Count every line in the entries below that contains the word "JSON", and give only that number.

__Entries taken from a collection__
● ● ● ● ● ● ●

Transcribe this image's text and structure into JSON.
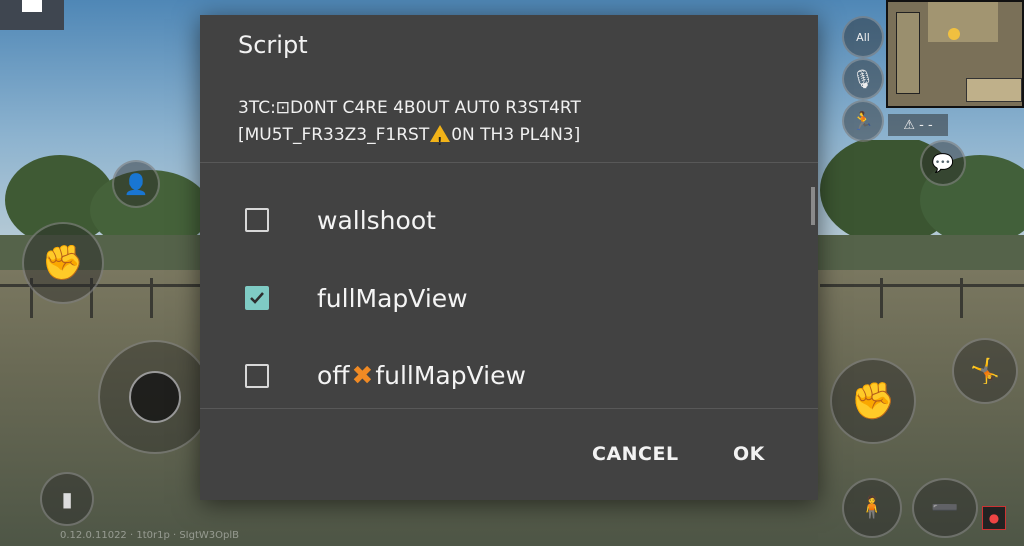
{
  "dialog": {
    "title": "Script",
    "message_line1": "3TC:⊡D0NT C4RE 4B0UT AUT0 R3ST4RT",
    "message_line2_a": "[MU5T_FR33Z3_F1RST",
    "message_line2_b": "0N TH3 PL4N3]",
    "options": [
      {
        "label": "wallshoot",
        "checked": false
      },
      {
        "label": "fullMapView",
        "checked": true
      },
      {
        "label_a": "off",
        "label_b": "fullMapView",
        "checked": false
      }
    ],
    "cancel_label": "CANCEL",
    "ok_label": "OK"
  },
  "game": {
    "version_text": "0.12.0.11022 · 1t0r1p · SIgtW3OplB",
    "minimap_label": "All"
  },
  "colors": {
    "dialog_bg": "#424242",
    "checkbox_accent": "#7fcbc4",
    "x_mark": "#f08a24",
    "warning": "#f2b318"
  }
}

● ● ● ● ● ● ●

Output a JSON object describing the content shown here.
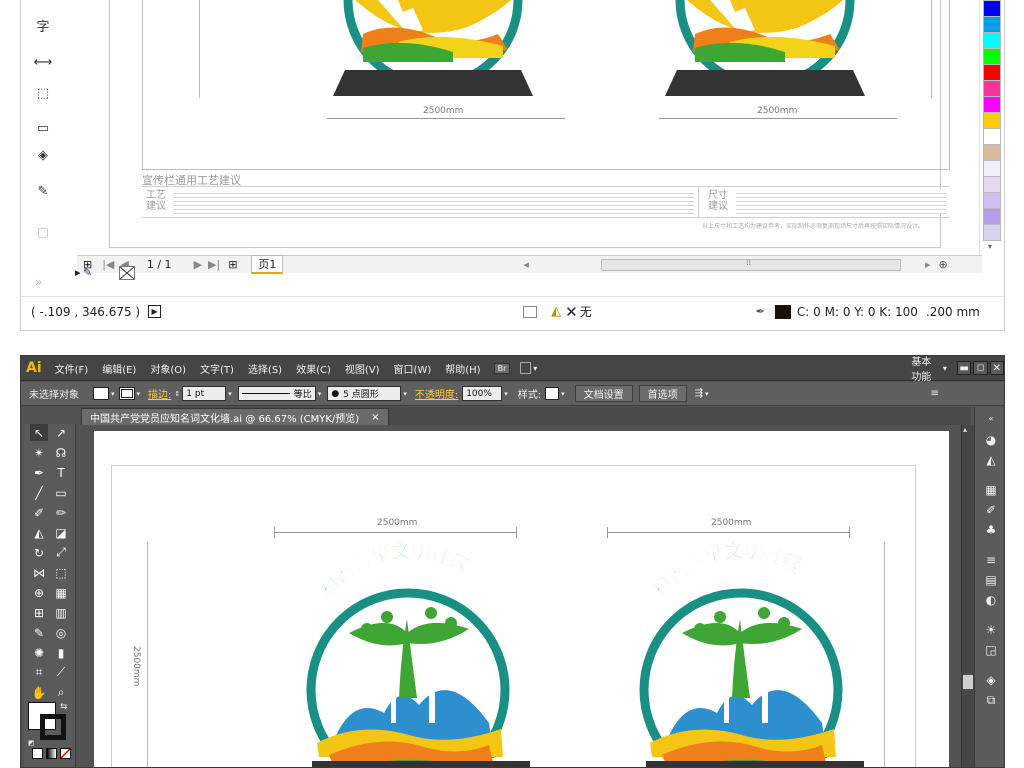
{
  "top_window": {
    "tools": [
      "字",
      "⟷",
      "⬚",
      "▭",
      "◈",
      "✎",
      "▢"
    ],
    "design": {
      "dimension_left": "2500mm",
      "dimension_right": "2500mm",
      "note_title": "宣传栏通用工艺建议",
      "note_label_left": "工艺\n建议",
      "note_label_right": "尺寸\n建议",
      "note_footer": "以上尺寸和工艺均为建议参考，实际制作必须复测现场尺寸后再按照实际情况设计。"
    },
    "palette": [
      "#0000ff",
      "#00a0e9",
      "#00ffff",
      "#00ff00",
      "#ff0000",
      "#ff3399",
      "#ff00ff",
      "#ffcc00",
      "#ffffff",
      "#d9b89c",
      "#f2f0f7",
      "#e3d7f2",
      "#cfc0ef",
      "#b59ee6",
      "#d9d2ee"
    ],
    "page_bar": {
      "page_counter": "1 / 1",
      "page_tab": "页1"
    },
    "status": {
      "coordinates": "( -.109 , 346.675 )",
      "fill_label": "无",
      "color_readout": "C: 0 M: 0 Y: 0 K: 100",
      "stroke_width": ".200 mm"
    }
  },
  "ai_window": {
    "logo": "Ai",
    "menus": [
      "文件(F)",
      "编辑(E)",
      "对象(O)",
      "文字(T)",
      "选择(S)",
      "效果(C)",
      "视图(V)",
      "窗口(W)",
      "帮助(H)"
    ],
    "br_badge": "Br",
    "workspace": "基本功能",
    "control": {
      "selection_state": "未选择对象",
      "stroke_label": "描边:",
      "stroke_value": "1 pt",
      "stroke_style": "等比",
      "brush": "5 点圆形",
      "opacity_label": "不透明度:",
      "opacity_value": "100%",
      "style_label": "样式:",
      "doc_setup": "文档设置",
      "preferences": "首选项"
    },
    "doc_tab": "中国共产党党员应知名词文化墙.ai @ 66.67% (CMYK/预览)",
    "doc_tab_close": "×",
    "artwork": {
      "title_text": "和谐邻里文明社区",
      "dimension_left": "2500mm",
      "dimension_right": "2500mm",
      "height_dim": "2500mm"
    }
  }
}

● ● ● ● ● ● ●

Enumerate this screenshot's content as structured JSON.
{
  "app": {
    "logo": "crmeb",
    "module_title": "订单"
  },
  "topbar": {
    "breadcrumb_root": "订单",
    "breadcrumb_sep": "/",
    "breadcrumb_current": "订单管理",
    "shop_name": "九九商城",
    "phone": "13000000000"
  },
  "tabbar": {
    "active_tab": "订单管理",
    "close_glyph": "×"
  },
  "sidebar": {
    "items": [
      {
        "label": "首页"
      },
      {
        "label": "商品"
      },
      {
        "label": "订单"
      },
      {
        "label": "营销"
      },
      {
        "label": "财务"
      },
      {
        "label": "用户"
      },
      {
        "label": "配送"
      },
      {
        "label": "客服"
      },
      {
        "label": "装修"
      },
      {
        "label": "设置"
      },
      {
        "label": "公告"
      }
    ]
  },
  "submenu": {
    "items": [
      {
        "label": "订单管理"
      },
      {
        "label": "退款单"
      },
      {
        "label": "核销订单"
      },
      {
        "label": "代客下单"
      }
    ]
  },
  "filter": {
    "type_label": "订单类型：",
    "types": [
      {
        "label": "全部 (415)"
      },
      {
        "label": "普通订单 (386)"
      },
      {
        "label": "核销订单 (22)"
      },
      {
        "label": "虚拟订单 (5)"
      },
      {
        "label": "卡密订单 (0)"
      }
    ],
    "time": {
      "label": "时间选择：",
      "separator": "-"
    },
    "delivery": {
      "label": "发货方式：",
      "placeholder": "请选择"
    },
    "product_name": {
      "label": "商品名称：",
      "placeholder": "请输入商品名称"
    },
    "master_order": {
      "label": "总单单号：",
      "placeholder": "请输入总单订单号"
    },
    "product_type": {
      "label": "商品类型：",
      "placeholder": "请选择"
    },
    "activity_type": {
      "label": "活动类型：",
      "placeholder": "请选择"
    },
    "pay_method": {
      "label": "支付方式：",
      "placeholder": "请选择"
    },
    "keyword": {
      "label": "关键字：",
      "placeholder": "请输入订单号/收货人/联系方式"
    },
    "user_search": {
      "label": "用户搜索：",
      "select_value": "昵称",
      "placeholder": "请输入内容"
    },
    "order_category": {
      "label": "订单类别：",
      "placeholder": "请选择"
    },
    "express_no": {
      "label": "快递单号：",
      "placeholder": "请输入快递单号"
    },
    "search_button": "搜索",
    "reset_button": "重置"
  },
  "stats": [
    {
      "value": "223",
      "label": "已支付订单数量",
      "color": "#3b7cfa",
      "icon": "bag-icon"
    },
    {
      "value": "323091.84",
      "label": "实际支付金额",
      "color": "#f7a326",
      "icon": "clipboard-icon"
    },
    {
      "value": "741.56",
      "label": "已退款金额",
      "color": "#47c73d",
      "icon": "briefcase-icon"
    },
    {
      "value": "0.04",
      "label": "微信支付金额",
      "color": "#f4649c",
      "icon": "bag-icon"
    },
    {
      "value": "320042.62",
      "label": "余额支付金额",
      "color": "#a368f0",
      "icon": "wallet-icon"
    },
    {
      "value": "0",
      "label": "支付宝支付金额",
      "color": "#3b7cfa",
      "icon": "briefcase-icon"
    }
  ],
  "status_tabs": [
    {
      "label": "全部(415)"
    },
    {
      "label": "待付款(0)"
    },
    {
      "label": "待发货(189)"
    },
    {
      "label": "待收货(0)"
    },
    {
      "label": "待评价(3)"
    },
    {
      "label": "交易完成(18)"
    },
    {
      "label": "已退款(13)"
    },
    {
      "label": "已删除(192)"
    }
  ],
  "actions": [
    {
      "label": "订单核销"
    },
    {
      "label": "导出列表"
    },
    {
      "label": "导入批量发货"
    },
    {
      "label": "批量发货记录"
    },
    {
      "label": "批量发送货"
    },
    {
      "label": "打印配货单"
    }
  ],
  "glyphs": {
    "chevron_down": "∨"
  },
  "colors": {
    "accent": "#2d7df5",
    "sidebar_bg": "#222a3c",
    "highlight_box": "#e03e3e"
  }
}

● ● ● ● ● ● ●

__RESULT OF THE TASK__
3